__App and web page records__
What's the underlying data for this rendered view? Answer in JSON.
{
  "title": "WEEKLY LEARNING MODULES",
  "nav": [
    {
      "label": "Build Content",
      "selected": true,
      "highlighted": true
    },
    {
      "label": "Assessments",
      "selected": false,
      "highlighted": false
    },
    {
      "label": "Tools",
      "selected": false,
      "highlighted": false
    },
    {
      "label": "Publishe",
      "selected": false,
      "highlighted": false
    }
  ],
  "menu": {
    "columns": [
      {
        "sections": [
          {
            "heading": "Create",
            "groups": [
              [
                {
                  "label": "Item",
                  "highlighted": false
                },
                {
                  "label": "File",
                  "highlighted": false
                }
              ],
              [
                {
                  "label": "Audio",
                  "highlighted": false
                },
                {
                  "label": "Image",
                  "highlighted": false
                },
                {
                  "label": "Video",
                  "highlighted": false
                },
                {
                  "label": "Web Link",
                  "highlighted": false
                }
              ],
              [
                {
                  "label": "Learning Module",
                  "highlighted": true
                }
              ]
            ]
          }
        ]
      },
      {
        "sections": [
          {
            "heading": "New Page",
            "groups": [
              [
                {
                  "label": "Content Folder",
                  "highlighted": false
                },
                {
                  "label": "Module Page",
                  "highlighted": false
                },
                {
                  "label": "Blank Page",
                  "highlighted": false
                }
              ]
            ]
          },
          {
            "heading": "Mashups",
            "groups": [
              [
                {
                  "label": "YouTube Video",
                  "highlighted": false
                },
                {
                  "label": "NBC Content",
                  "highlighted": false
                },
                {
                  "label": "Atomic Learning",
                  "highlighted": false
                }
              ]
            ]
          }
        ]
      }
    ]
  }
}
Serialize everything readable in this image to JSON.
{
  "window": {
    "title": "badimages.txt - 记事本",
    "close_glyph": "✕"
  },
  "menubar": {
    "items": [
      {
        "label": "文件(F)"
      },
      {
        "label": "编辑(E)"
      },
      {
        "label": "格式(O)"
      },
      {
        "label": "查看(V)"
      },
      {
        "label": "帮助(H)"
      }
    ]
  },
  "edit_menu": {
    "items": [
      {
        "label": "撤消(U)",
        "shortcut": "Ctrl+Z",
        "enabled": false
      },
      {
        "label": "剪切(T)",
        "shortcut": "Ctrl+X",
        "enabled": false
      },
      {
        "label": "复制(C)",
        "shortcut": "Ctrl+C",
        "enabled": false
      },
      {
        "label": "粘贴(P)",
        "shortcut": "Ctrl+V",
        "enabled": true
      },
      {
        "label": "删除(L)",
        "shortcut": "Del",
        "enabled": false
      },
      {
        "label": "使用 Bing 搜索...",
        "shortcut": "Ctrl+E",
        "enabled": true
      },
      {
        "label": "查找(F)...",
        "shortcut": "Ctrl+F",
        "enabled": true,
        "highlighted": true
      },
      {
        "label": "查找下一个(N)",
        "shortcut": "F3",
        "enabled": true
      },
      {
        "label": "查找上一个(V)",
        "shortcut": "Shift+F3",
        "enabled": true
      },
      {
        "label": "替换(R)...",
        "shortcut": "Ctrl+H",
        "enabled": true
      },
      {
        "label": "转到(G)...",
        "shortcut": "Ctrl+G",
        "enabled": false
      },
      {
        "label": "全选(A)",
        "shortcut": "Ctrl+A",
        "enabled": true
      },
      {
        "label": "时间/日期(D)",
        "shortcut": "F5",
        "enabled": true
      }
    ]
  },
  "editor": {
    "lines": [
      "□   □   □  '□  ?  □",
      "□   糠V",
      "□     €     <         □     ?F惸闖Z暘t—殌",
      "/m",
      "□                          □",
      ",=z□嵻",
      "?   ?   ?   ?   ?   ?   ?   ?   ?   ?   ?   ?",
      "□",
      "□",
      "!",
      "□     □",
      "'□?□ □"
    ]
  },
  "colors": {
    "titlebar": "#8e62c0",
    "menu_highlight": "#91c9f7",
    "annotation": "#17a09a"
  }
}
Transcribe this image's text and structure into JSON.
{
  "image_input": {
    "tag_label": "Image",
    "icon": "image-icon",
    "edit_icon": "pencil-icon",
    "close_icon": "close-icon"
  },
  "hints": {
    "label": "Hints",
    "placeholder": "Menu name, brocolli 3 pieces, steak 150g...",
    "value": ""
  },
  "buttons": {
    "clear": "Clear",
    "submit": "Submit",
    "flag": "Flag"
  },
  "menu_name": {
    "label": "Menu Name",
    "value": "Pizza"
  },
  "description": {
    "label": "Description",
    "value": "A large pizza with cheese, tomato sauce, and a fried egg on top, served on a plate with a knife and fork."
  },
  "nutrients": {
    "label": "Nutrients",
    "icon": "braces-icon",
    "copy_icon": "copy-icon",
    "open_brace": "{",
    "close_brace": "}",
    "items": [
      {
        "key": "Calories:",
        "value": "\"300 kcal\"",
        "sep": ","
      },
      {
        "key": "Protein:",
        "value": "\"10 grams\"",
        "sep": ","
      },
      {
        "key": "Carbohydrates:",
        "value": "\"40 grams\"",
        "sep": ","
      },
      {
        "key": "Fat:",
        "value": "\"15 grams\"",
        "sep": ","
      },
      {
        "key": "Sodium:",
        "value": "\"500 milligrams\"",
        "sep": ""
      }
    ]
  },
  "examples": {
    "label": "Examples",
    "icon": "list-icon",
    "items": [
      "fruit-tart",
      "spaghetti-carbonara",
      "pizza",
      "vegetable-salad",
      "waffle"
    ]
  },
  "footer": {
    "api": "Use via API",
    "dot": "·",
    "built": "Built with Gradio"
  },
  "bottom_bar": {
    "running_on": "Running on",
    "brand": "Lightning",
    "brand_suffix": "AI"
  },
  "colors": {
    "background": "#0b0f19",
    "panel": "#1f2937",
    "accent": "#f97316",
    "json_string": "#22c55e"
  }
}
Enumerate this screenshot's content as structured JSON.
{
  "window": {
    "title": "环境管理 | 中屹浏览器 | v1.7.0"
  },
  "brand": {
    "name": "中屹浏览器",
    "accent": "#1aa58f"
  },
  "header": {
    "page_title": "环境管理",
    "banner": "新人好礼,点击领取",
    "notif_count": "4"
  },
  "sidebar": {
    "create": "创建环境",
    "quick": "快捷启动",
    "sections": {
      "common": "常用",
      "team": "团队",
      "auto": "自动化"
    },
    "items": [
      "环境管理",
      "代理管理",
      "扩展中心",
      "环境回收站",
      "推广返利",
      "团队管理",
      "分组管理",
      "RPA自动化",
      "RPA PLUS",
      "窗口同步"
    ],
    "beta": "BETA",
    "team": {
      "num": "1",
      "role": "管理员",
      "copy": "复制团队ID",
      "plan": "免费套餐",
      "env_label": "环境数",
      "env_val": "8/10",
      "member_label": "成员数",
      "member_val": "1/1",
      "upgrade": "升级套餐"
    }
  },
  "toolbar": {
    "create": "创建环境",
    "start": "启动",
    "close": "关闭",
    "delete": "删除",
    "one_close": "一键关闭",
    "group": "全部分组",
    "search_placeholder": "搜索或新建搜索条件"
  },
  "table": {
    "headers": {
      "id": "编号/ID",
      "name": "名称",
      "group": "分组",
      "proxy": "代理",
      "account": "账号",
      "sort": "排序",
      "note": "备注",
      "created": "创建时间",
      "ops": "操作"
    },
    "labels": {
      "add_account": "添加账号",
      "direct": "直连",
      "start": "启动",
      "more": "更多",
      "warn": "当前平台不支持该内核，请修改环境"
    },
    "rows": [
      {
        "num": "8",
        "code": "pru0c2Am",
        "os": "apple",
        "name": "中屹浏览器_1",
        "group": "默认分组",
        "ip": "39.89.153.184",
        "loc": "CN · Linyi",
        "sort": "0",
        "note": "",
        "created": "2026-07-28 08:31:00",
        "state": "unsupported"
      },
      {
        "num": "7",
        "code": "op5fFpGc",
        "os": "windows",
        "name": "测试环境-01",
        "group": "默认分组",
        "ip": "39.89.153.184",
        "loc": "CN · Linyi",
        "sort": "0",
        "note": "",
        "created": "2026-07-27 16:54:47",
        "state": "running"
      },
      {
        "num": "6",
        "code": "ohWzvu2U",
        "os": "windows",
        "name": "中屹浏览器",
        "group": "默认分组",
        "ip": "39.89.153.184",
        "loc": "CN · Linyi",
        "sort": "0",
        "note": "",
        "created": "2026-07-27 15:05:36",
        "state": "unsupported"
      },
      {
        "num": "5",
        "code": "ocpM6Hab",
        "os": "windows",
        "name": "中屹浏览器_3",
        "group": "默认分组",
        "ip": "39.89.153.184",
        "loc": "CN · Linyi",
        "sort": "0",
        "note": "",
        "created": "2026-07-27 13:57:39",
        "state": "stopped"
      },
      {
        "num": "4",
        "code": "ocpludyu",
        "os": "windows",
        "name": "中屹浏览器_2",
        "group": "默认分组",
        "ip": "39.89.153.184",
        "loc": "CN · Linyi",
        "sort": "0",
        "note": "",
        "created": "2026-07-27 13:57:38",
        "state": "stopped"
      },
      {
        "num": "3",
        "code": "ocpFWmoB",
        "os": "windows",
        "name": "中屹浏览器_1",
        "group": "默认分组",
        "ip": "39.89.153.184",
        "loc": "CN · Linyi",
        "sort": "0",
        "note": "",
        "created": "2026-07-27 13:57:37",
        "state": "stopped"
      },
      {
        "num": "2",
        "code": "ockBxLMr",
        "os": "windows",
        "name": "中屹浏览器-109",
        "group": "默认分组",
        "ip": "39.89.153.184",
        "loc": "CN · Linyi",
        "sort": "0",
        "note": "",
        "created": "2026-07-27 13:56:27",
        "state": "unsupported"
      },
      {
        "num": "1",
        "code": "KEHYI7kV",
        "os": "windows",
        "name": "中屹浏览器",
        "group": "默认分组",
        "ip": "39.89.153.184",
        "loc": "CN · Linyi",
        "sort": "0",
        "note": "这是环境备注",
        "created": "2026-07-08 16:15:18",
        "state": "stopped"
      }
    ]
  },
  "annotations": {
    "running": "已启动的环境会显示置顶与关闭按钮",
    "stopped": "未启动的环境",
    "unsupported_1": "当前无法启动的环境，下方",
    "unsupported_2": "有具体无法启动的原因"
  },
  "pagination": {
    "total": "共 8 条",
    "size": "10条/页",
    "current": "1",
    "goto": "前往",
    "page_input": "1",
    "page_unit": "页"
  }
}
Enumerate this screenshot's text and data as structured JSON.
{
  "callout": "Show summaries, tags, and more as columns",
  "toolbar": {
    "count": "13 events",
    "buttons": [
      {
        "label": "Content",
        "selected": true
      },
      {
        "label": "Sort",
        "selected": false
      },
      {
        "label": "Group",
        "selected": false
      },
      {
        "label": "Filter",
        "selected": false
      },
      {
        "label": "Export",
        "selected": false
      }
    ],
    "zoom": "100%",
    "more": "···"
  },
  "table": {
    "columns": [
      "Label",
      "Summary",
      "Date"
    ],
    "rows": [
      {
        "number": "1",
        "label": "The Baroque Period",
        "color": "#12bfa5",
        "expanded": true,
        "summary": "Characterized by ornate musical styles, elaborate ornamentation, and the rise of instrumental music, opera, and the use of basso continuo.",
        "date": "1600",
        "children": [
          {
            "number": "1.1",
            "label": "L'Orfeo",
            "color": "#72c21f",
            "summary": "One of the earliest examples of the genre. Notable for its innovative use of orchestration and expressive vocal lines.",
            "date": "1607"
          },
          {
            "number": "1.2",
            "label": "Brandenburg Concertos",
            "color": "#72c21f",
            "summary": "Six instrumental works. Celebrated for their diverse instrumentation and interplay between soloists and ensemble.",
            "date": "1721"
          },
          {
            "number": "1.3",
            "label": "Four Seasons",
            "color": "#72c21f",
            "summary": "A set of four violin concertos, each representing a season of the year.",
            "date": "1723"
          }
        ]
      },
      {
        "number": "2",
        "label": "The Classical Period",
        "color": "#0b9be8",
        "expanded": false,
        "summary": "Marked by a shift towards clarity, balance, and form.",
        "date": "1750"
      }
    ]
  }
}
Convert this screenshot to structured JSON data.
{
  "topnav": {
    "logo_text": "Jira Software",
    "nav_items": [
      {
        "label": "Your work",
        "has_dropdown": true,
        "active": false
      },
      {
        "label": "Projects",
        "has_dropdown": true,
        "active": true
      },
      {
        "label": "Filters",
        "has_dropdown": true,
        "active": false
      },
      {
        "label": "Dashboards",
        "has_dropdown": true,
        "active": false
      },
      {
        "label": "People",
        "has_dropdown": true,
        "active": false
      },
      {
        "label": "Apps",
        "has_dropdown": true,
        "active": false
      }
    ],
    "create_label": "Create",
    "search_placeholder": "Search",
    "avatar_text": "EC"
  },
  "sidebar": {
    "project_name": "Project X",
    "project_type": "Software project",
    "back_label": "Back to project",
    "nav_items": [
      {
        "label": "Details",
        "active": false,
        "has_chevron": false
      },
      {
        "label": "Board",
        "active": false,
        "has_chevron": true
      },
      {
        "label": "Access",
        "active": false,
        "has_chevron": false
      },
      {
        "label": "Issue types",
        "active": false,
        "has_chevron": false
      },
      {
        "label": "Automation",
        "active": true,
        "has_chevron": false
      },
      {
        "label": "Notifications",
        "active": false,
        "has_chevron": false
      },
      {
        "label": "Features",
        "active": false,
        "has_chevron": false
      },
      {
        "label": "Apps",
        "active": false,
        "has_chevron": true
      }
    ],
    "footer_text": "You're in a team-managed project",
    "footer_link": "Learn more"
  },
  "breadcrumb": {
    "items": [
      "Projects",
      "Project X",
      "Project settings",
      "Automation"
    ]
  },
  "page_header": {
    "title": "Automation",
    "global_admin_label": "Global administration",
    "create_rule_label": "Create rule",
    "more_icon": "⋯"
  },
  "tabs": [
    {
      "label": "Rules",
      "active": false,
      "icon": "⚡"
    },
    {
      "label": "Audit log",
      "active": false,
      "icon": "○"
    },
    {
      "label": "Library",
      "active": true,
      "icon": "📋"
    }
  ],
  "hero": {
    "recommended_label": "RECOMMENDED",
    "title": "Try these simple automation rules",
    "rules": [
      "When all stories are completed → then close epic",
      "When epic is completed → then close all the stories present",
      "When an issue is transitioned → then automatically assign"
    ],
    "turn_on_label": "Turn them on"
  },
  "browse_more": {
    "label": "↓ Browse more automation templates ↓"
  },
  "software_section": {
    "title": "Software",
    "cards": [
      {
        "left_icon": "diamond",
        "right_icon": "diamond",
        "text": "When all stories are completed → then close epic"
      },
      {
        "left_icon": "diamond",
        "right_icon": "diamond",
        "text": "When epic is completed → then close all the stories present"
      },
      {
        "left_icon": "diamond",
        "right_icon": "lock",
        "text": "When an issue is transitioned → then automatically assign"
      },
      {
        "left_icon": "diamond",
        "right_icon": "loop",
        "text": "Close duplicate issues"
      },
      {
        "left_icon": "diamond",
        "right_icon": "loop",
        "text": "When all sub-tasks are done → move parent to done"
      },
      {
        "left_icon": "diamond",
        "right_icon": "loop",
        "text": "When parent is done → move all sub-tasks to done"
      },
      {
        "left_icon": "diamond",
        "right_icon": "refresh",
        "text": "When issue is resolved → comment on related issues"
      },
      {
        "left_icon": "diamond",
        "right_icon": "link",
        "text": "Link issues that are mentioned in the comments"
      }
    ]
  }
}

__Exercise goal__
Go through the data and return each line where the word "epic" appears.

__Expected output__
      "When all stories are completed → then close epic",
      "When epic is completed → then close all the stories present",
        "text": "When all stories are completed → then close epic"
        "text": "When epic is completed → then close all the stories present"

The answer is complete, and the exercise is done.